►

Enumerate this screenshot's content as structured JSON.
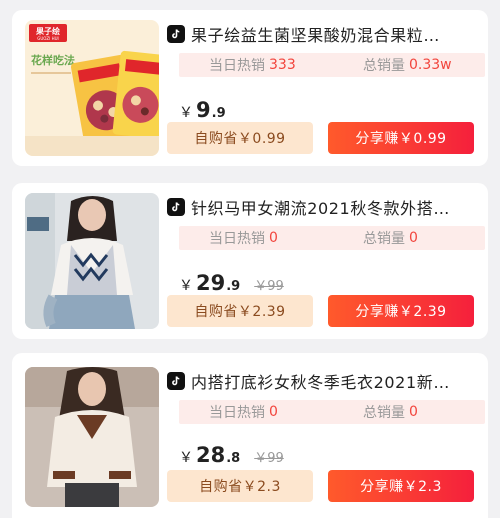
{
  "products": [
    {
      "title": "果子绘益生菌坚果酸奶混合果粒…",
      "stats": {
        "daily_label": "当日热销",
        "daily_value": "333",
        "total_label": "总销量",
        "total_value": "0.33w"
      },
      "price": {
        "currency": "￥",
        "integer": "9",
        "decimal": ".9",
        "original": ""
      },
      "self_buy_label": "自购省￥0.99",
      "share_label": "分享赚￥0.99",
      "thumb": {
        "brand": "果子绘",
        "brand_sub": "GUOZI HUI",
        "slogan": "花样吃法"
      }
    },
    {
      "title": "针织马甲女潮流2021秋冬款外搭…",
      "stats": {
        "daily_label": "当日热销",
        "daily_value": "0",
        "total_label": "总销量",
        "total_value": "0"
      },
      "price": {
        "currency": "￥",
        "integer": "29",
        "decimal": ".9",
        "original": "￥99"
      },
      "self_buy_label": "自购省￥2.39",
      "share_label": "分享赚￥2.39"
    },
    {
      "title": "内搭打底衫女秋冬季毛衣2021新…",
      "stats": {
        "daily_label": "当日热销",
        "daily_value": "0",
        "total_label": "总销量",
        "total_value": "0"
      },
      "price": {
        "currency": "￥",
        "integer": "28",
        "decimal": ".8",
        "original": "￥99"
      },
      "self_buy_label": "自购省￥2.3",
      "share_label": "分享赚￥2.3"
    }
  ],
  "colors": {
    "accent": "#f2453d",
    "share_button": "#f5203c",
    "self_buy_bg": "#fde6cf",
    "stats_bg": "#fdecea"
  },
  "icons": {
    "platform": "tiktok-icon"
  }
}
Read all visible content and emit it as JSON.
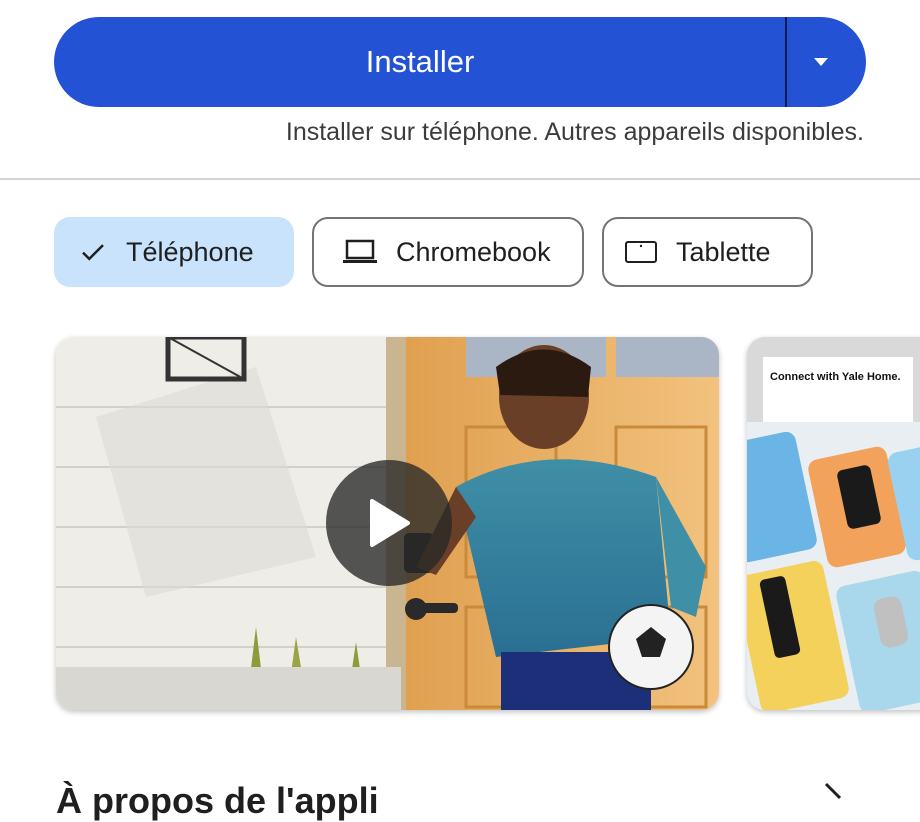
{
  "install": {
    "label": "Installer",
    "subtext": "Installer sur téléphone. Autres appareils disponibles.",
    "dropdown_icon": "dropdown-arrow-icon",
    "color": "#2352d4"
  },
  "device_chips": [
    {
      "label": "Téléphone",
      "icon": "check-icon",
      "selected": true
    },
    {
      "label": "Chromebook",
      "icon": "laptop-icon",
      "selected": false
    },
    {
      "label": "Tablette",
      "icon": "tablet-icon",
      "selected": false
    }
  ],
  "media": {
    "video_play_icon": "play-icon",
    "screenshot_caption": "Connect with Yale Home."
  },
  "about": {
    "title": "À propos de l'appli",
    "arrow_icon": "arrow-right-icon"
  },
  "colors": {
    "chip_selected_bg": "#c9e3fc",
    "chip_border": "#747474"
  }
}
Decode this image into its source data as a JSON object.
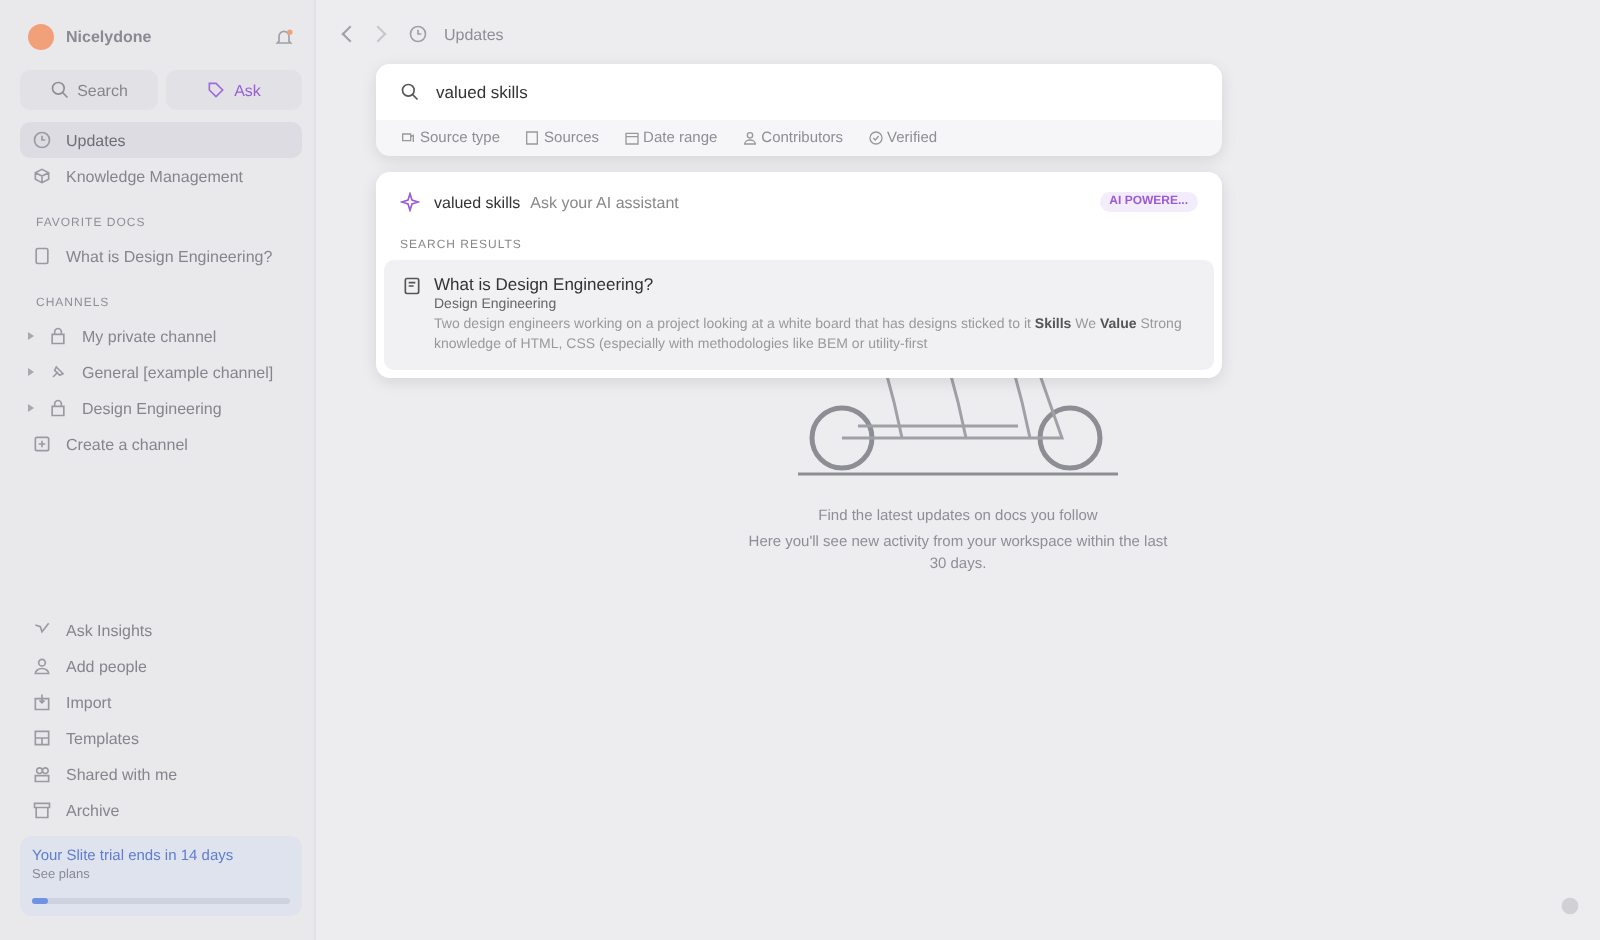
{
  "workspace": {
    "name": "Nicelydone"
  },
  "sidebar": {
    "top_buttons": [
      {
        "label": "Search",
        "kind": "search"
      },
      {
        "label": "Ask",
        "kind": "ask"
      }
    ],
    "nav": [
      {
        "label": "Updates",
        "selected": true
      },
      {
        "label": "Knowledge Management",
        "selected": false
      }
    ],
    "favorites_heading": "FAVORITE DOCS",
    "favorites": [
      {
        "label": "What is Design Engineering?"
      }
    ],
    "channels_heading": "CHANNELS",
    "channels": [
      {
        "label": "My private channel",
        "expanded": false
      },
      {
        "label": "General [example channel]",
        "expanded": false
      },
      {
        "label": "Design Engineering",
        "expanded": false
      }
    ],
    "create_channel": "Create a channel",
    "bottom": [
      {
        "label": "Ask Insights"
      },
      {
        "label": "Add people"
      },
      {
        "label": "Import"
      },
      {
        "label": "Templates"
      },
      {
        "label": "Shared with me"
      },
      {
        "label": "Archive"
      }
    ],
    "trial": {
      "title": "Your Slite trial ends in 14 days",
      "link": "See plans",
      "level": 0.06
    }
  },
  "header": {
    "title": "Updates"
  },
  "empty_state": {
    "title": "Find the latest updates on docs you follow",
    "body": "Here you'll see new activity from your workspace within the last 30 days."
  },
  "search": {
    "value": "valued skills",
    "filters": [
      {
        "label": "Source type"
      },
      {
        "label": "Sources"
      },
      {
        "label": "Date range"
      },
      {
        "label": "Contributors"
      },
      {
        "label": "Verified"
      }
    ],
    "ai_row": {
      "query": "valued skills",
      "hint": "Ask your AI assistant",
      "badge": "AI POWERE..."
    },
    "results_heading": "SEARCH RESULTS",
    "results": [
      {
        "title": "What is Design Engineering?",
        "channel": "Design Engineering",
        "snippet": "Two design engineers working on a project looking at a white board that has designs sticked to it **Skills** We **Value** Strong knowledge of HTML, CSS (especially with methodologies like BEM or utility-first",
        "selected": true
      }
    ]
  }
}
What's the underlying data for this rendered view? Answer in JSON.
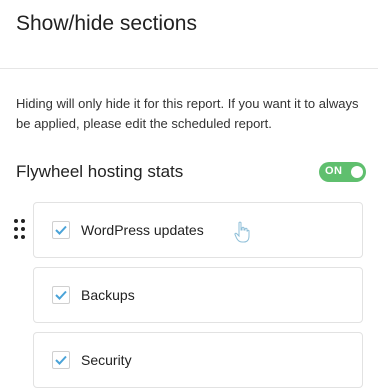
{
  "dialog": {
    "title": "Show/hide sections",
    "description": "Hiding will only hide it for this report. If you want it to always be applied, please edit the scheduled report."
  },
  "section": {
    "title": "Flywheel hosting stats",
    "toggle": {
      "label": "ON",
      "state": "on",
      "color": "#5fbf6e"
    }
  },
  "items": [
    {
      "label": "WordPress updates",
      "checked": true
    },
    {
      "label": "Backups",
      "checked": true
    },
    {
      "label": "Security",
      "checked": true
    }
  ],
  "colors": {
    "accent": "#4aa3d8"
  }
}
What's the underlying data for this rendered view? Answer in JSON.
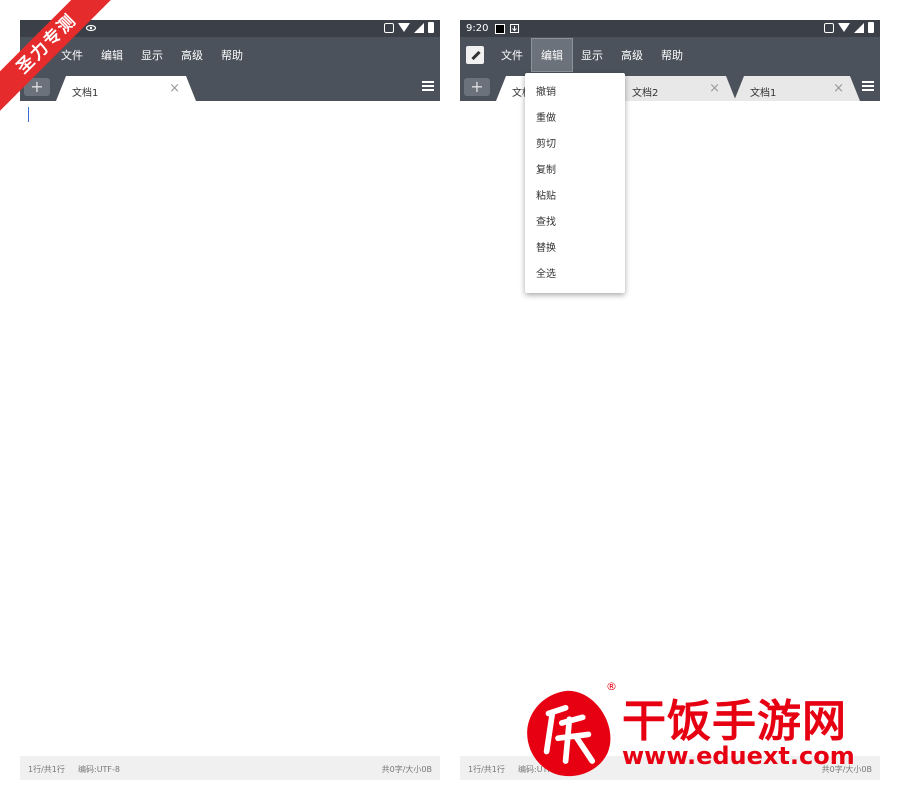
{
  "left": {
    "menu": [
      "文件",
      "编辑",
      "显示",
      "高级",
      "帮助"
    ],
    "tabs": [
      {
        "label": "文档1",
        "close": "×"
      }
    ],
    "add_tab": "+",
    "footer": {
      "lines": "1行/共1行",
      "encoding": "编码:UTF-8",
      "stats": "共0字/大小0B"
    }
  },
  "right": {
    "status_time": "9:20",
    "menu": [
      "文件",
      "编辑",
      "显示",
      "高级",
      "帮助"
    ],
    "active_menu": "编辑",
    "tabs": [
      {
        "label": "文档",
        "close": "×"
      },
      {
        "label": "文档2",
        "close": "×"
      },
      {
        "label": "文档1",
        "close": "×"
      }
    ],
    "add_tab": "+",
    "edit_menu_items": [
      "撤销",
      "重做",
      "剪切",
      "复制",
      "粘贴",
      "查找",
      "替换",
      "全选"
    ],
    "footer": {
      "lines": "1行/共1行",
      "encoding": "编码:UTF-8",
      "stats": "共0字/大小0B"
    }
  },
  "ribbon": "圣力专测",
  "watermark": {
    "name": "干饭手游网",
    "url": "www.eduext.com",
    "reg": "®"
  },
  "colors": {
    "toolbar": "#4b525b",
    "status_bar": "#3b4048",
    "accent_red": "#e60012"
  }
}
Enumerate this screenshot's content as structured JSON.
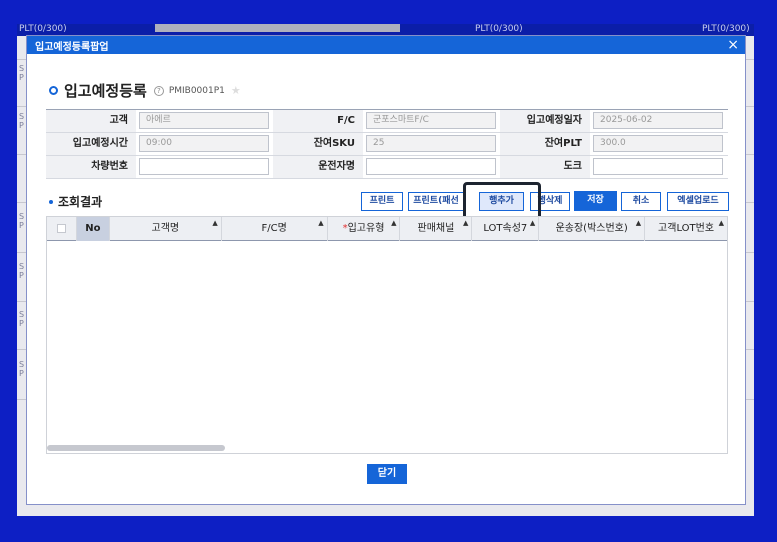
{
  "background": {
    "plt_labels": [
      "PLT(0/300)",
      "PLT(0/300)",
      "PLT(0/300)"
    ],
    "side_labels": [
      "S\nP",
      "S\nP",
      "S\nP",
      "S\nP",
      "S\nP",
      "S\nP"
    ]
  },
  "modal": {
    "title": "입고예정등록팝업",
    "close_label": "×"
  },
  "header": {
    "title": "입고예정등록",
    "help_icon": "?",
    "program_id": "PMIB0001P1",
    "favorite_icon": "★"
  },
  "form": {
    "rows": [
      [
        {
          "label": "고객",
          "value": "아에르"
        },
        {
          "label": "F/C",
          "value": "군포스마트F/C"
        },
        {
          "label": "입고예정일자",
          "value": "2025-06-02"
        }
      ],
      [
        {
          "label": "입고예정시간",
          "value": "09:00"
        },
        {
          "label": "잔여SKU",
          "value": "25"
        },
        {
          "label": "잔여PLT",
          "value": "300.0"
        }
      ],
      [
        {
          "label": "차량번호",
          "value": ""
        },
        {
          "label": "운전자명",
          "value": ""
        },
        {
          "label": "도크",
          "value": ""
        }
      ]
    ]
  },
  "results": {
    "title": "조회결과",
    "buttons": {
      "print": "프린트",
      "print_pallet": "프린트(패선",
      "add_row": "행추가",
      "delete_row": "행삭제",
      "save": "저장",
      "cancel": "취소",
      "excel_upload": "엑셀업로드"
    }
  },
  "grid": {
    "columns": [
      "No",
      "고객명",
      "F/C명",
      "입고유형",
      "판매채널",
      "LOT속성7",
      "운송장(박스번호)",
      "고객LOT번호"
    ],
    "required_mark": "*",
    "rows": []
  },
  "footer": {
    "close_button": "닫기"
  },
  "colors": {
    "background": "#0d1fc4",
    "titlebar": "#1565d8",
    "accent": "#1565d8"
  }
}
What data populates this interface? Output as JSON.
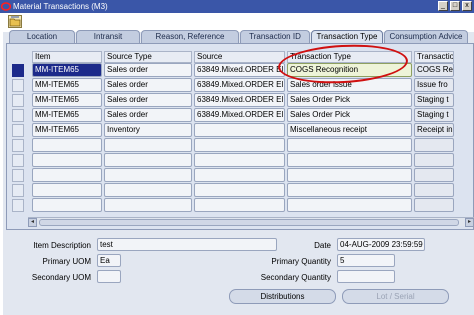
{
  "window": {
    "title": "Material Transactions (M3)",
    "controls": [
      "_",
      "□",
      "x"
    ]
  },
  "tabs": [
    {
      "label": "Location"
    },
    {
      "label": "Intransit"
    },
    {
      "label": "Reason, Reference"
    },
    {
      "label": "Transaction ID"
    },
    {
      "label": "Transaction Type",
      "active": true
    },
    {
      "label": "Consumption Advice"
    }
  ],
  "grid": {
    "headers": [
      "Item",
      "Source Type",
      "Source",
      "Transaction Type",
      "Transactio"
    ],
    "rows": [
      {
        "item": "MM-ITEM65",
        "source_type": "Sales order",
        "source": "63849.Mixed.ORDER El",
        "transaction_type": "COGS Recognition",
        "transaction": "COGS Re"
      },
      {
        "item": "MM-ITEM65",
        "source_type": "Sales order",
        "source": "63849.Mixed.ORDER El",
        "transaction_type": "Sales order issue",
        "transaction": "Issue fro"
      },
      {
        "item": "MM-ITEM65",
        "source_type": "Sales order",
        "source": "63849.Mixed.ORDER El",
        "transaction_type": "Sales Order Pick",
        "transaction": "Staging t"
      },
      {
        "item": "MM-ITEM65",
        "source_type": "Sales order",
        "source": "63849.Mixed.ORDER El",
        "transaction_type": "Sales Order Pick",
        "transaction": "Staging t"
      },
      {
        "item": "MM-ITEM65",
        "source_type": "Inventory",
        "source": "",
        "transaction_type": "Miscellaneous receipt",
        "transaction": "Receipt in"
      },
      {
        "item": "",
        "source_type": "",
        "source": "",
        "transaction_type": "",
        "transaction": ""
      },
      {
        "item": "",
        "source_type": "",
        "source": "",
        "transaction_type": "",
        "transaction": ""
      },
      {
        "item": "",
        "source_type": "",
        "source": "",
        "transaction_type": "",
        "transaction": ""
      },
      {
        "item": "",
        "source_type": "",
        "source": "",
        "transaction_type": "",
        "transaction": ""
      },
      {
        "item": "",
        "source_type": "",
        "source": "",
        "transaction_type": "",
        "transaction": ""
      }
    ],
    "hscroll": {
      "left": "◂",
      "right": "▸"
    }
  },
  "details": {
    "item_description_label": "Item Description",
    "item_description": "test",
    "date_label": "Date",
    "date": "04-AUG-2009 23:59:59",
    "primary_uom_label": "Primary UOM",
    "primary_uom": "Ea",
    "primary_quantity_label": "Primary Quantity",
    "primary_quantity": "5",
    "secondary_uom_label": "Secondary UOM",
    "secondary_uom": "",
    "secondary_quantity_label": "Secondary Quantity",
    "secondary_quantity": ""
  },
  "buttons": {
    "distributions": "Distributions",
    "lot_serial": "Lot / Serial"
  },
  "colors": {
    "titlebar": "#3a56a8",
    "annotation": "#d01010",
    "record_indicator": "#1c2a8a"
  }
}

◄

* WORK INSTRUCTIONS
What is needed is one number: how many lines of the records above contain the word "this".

* RESPONSE BELOW
7